ISLAMABAD: The “Acid Control and Acid Crime Prevention Bill” will be tabled before the National Assembly in September, announced Yasmeen Rehman, Adviser to the Prime Minister on Women Development.
She was addressing participants of the second national consultation on the draft bill organised by Acid Survivors Foundation (ASF) here on Thursday.
Yasmeen said the final draft of the bill will be submitted to the Ministry of Women (MoW) by the ASF in the first week of August and then will be sent to the law ministry for vetting.
She said that the bill recommended two years imprisonment and fine on those people who sell acid to the public without ‘proper procedure’.
The participants suggested life imprisonment or a fine of at least Rs500,000 for the person who uses acid as a weapon.
Yasmeen recommend that cases of acid burn survivors be dealt under the special Ombudsperson that will be created in the near future to deal with harassment cases.
She was of the view that the acid burn victims takes months or years to recover; therefore in the beginning they are not in a position to attend the regular court proceedings. “Going to the Ombudsperson for speedy justice can be a great help for them,” she maintained.

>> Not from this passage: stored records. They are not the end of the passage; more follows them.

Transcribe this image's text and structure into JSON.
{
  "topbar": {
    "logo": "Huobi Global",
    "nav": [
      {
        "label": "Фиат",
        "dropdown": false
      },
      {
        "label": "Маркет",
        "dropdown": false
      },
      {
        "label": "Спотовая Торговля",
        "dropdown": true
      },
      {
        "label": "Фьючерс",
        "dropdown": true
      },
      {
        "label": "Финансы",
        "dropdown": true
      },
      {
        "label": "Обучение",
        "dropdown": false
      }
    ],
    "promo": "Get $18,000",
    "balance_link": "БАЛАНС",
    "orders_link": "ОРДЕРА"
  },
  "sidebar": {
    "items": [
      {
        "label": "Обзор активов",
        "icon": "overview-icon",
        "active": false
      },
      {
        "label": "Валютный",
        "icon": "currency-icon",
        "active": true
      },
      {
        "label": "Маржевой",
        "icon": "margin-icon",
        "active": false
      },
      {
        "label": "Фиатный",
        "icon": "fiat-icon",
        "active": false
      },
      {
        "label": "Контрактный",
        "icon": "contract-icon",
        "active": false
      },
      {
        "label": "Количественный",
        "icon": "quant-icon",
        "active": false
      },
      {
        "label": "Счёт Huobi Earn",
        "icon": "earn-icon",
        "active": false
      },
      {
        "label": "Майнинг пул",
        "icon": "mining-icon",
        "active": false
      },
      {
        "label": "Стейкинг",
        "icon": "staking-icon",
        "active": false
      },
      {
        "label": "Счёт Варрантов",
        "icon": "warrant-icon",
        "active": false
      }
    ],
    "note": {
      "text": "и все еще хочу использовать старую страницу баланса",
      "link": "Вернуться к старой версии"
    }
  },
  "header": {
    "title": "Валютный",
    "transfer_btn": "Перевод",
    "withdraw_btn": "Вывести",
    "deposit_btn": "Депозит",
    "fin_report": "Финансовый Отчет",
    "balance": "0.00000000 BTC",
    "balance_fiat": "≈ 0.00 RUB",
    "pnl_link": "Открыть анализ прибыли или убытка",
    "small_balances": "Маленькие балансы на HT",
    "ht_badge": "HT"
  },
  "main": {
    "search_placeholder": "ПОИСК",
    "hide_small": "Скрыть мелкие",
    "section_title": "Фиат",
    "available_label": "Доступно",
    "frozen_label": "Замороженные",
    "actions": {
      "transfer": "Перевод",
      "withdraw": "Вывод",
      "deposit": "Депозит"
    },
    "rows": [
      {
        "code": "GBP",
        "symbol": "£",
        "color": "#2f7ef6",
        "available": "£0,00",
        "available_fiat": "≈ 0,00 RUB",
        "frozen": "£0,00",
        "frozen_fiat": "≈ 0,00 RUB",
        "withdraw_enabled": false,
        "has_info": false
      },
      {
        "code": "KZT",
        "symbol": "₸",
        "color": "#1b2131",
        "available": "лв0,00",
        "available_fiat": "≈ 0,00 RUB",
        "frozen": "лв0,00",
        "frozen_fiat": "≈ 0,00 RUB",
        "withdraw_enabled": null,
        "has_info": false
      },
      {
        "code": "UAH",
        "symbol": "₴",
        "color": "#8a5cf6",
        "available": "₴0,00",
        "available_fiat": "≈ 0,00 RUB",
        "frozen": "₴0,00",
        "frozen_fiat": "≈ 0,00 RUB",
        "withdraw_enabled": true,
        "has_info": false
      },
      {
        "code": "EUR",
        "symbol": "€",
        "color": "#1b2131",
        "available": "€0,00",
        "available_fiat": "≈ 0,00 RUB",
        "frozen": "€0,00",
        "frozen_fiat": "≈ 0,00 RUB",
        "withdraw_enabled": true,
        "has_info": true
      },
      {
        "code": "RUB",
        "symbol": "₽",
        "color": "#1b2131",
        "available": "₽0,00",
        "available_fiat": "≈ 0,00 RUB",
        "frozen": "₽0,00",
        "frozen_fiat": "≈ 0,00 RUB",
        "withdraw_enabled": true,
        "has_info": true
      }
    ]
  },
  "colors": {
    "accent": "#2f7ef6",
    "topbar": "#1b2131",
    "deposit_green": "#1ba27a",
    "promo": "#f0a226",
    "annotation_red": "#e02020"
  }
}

Yasmeen further said that that Prime Minister Yousaf Raza Gilani had given directives to the MoW concerning the Ombudsperson.
Every year a large number of females are victim to acid throwing incidents and are later condemned by their families and the society. She said it is the responsibility of the whole nation to unite against such criminals who destroy the life of these women and their families.
Speaking on the occasion Dr Mughees Amin, a social activist from Bahawalpur said that the majority of such incidents take place in southern Punjab where acid is used to prepare cotton seed.
“Among 53 reported cases of acid burn in the year 2009, 41 were from Southern Punjab,” he recalled. Highly concentrated acid is available freely in the area commonly known as ‘Seraiki Belt.’ He said that not many people are aware of the fact that damage can be controlled to a great extent only if the victim is immediately irrigated with plain or saline water as it helps to dilute the impact of the acid.
Executive Director ASF Valarie Khan said that acid violence is an international problem and incidences of such attacks can be found in diverse parts of the world.
She said that although the acid burn cases account for only a fraction of overall cases of domestic violence in Pakistan, it is one of the most torturous and debilitating form of violence.
Published in The Express Tribune, July 23rd, 2010.